____ Input data

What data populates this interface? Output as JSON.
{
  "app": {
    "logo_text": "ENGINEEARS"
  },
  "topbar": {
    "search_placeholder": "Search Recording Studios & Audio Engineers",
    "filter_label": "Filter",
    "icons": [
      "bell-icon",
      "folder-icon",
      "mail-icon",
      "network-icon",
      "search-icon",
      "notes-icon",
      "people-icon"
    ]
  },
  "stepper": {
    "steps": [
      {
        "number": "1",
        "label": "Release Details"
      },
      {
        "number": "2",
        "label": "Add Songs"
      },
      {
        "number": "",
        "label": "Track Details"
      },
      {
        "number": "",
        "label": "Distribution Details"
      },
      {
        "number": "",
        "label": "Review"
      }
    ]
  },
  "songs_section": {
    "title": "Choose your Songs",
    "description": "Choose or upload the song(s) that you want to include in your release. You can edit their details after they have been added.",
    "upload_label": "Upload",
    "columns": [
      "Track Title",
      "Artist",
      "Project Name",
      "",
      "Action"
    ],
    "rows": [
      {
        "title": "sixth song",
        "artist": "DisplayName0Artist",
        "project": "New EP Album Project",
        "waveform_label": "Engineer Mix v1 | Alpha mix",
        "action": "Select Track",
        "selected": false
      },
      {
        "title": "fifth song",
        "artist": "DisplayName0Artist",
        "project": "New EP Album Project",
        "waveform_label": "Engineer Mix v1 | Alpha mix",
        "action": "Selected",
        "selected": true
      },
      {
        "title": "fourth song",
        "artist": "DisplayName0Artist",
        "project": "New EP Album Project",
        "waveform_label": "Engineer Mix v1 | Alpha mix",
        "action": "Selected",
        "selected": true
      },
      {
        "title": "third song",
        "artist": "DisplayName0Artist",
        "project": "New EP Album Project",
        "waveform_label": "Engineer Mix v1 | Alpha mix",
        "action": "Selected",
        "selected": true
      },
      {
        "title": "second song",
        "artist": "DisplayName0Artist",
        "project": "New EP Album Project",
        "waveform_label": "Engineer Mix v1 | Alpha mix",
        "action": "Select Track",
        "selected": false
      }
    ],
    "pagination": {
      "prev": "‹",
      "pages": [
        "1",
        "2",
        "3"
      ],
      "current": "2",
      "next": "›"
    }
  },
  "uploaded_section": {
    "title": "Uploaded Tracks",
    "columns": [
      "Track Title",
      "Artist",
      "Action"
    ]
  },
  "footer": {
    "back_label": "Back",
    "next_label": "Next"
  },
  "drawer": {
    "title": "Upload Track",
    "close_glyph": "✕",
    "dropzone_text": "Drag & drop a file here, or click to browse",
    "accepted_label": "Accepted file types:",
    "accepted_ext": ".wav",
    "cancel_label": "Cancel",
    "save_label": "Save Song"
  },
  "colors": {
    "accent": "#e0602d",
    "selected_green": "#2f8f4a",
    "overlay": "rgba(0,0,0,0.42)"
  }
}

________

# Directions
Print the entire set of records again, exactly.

# Task output
What data populates this interface? Output as JSON.
{
  "app": {
    "logo_text": "ENGINEEARS"
  },
  "topbar": {
    "search_placeholder": "Search Recording Studios & Audio Engineers",
    "filter_label": "Filter",
    "icons": [
      "bell-icon",
      "folder-icon",
      "mail-icon",
      "network-icon",
      "search-icon",
      "notes-icon",
      "people-icon"
    ]
  },
  "stepper": {
    "steps": [
      {
        "number": "1",
        "label": "Release Details"
      },
      {
        "number": "2",
        "label": "Add Songs"
      },
      {
        "number": "",
        "label": "Track Details"
      },
      {
        "number": "",
        "label": "Distribution Details"
      },
      {
        "number": "",
        "label": "Review"
      }
    ]
  },
  "songs_section": {
    "title": "Choose your Songs",
    "description": "Choose or upload the song(s) that you want to include in your release. You can edit their details after they have been added.",
    "upload_label": "Upload",
    "columns": [
      "Track Title",
      "Artist",
      "Project Name",
      "",
      "Action"
    ],
    "rows": [
      {
        "title": "sixth song",
        "artist": "DisplayName0Artist",
        "project": "New EP Album Project",
        "waveform_label": "Engineer Mix v1 | Alpha mix",
        "action": "Select Track",
        "selected": false
      },
      {
        "title": "fifth song",
        "artist": "DisplayName0Artist",
        "project": "New EP Album Project",
        "waveform_label": "Engineer Mix v1 | Alpha mix",
        "action": "Selected",
        "selected": true
      },
      {
        "title": "fourth song",
        "artist": "DisplayName0Artist",
        "project": "New EP Album Project",
        "waveform_label": "Engineer Mix v1 | Alpha mix",
        "action": "Selected",
        "selected": true
      },
      {
        "title": "third song",
        "artist": "DisplayName0Artist",
        "project": "New EP Album Project",
        "waveform_label": "Engineer Mix v1 | Alpha mix",
        "action": "Selected",
        "selected": true
      },
      {
        "title": "second song",
        "artist": "DisplayName0Artist",
        "project": "New EP Album Project",
        "waveform_label": "Engineer Mix v1 | Alpha mix",
        "action": "Select Track",
        "selected": false
      }
    ],
    "pagination": {
      "prev": "‹",
      "pages": [
        "1",
        "2",
        "3"
      ],
      "current": "2",
      "next": "›"
    }
  },
  "uploaded_section": {
    "title": "Uploaded Tracks",
    "columns": [
      "Track Title",
      "Artist",
      "Action"
    ]
  },
  "footer": {
    "back_label": "Back",
    "next_label": "Next"
  },
  "drawer": {
    "title": "Upload Track",
    "close_glyph": "✕",
    "dropzone_text": "Drag & drop a file here, or click to browse",
    "accepted_label": "Accepted file types:",
    "accepted_ext": ".wav",
    "cancel_label": "Cancel",
    "save_label": "Save Song"
  },
  "colors": {
    "accent": "#e0602d",
    "selected_green": "#2f8f4a",
    "overlay": "rgba(0,0,0,0.42)"
  }
}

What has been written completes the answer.